Book stores. You know the ones that are filled to the rafters with rare and old editions, as well as the latest reads? I’d be lying if I told you I didn’t come home with anything. I’ve now got some excellent reference books to research my next project. And I may have come away with one or two eclectic ancient cookbooks as well…

Op shops, second-hand shops, and those lucky dip kind of places where you walk through the door into a glorious clutter of wares old and new. I found some beautifully made old tablecloth and napkin sets at totally bargain prices, as well as a few little plates and bowls for serving tasty treats in. Oh, and some cake forks and a set of Japanese made 1950’s cocktail forks. And a cake tin. All of which will be put to good use here at the farm.

This glorious sewing, quilting and fabric shop fired up my imagination, and we managed to buy a packet of needles.
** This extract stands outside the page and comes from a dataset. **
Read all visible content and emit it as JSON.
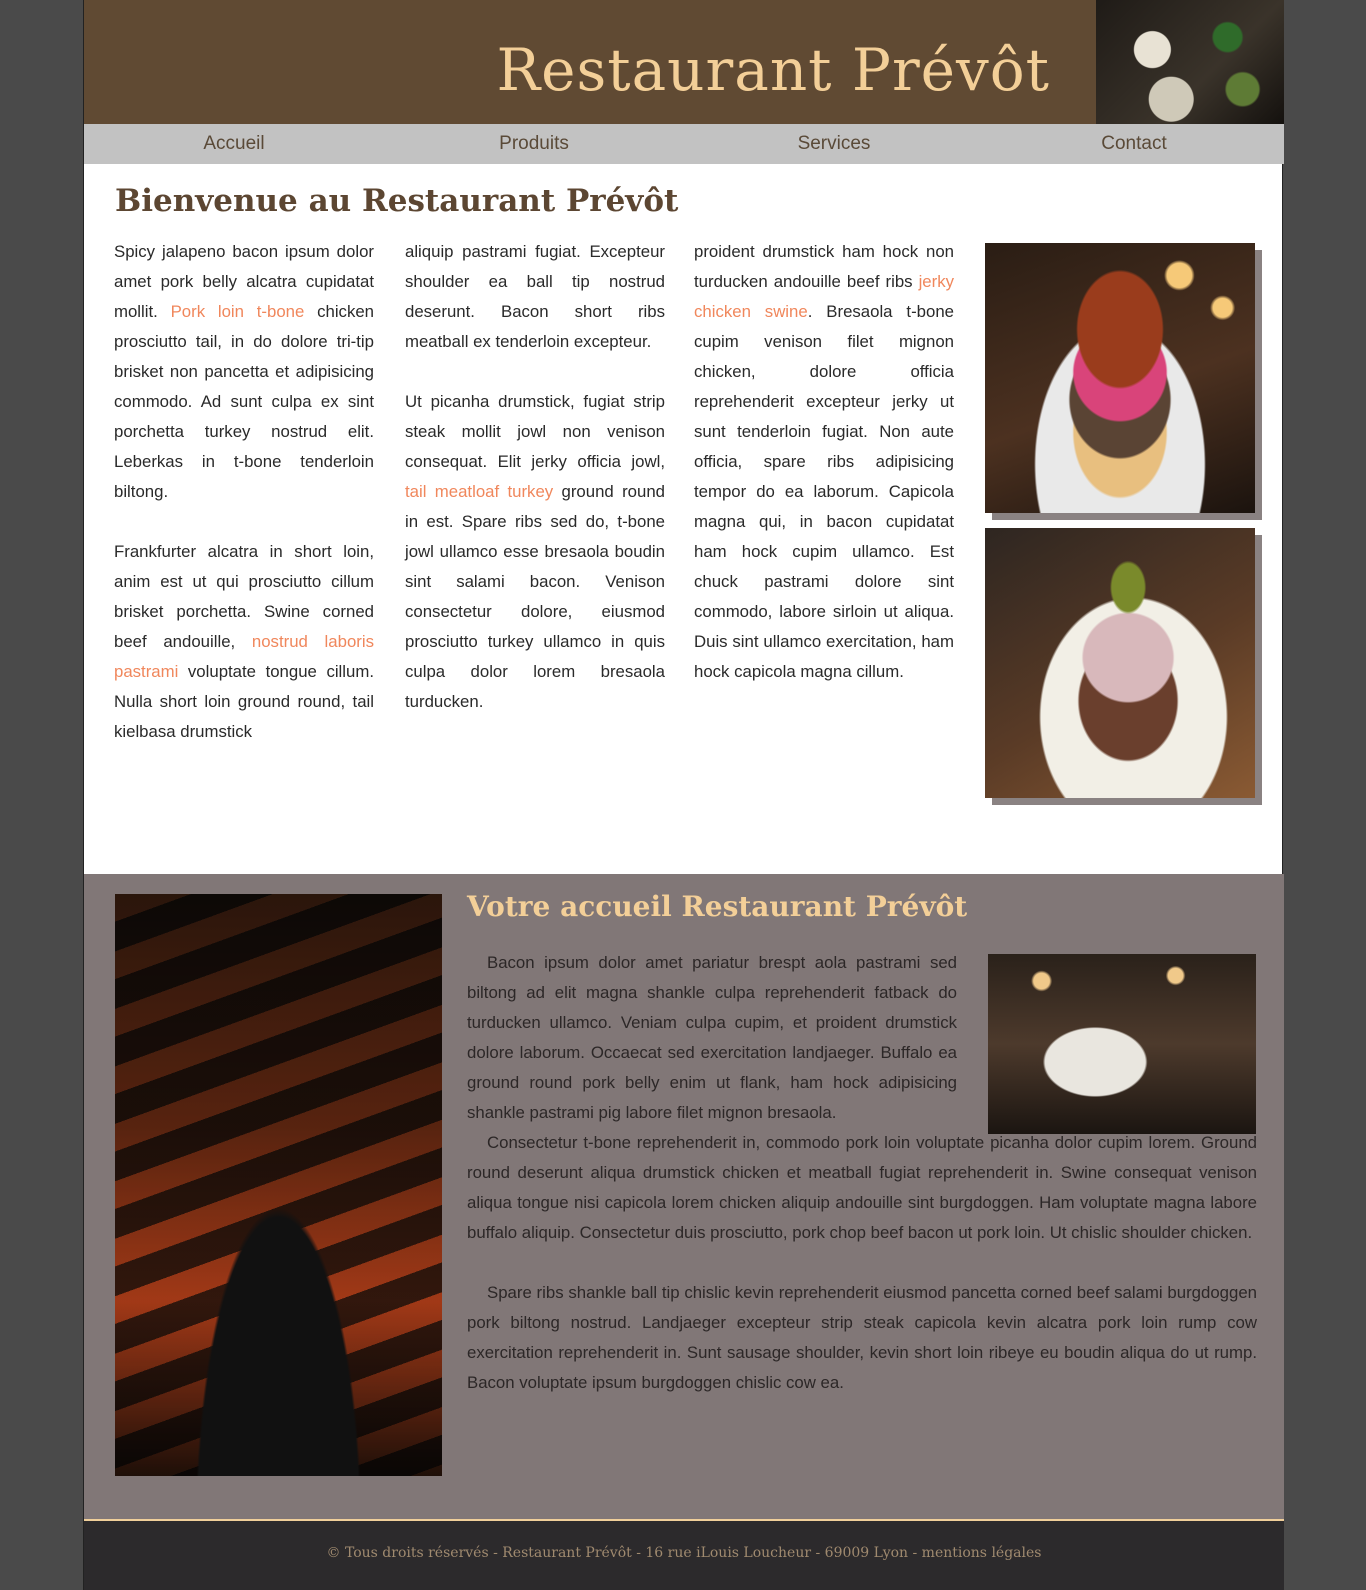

Just the thing for me to dig all the splinters out of Ben’s hands from when he was off chainsawing and hauling timber earlier in the week.
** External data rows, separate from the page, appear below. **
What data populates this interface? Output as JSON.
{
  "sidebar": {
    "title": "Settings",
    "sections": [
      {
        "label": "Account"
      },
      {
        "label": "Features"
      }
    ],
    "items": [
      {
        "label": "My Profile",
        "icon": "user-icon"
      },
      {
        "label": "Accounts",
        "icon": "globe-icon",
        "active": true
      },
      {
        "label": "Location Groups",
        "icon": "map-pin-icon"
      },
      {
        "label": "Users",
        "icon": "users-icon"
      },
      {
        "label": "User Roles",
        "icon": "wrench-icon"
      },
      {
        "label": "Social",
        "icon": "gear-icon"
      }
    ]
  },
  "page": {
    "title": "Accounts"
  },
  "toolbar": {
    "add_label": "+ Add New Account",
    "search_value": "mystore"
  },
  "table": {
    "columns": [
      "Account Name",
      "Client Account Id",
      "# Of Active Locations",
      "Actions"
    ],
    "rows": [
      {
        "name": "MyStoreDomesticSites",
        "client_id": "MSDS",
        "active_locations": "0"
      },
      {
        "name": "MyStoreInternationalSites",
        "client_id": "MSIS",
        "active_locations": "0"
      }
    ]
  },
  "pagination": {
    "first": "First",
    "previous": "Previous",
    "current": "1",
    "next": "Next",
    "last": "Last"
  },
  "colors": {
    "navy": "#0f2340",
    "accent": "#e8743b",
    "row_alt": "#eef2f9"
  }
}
We also enjoyed a quiet pub meal for two, sitting in an ancient dining room beside a roaring log fire on a frosty night. The table was set with real linen and a candle, and as we ate our delicious food we realised that it was the first time we’d had a romantic dinner date in Australia for over ten years!!! (My fault – my health has been crap, and I’m always in bed so early that we usually favour a breakfast outing or an early cafe meal.)

Ben’s already planning our next adventure.

How about you? Do you have a road trip planned or can you recommend one? I’d love to hear about it.

Much love from your rested and refreshed friend, Nicole xoxo

After Rest Comes Rejuvenation

“In a cool solitude of trees
Where leaves and birds a music spin,
Mind that was weary is at ease,
New rhythms in the soul begin.” 
~ William Kean Seymour

 

Are you taking some time for yourself this week?

As part of my be-gentle-with-myself healing process I spent the late afternoon in the garden yesterday, watching my dogs frolic, watering my vegetables and fruit trees, and inhaling the delectable fragrance of newly mown lawn.

Of course I couldn’t go anywhere without young Rufous following me. That dog is curious about everything!!!

When the air cooled and the sun began to dip behind the mountain we came inside, cooked dinner and curled up on the couch by the fire before an early night.

All that outside time made for a deep sleep!

Here are a few snaps of my soul medicine session.
Much love, Nicole xx